Posted inArt

“Tormented by Several Devils”: Théodore Rousseau’s Wild Styles

Consider “Study for The Forest in Winter at Sunset,” a work in oil and charcoal on brown paper by Théodore Rousseau, the 19th-century French painter now under scrutiny at the Morgan Library & Museum. Although it was done between 1845 and 1850, it feels like something Anselm Kiefer might come up with for a 12-foot-wide canvas: a controlled chaos of bare, twisting tree limbs in slashes of paint as dark and smoldering as charred bitumen.

Posted inArt

Automatic Transmission: Drawing Surrealism

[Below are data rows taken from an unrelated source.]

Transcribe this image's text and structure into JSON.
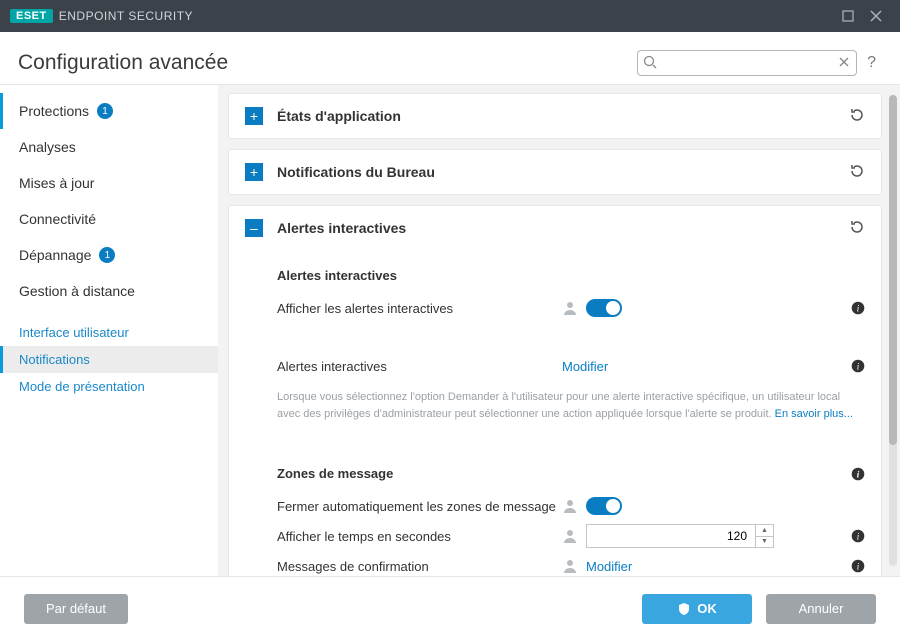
{
  "titlebar": {
    "brand": "ESET",
    "product": "ENDPOINT SECURITY"
  },
  "page_title": "Configuration avancée",
  "search": {
    "placeholder": ""
  },
  "sidebar": {
    "items": [
      {
        "label": "Protections",
        "badge": "1"
      },
      {
        "label": "Analyses"
      },
      {
        "label": "Mises à jour"
      },
      {
        "label": "Connectivité"
      },
      {
        "label": "Dépannage",
        "badge": "1"
      },
      {
        "label": "Gestion à distance"
      }
    ],
    "subitems": [
      {
        "label": "Interface utilisateur"
      },
      {
        "label": "Notifications"
      },
      {
        "label": "Mode de présentation"
      }
    ]
  },
  "panels": {
    "app_status": {
      "title": "États d'application"
    },
    "desktop_notif": {
      "title": "Notifications du Bureau"
    },
    "interactive": {
      "title": "Alertes interactives",
      "section1_title": "Alertes interactives",
      "row_show_alerts": "Afficher les alertes interactives",
      "row_alerts_label": "Alertes interactives",
      "row_alerts_action": "Modifier",
      "helptext": "Lorsque vous sélectionnez l'option Demander à l'utilisateur pour une alerte interactive spécifique, un utilisateur local avec des privilèges d'administrateur peut sélectionner une action appliquée lorsque l'alerte se produit. ",
      "helptext_link": "En savoir plus...",
      "section2_title": "Zones de message",
      "row_autoclose": "Fermer automatiquement les zones de message",
      "row_time": "Afficher le temps en secondes",
      "row_time_value": "120",
      "row_confirm": "Messages de confirmation",
      "row_confirm_action": "Modifier"
    }
  },
  "buttons": {
    "default": "Par défaut",
    "ok": "OK",
    "cancel": "Annuler"
  }
}
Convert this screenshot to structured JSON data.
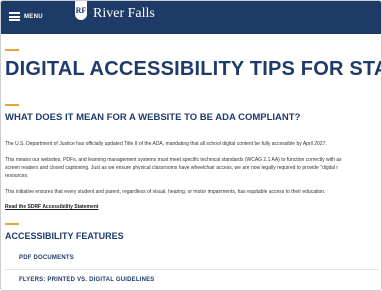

Surreal. It’s one of those words like insane or awesome that’s taken a beating from aggressive misuse. I’ve heard the term applied to both a bus driver wearing a funny hat and the sight of the second plane hitting the tower. “It was so surreal,” that long e sung out like an animal’s cry of distress, is one of the more commonplace characterizations of any even vaguely untypical experience. The show currently at the Morgan Library and Museum, Drawing Surrealism, affords an opportunity to get reacquainted with the ideas and art behind the now overly familiar adjective.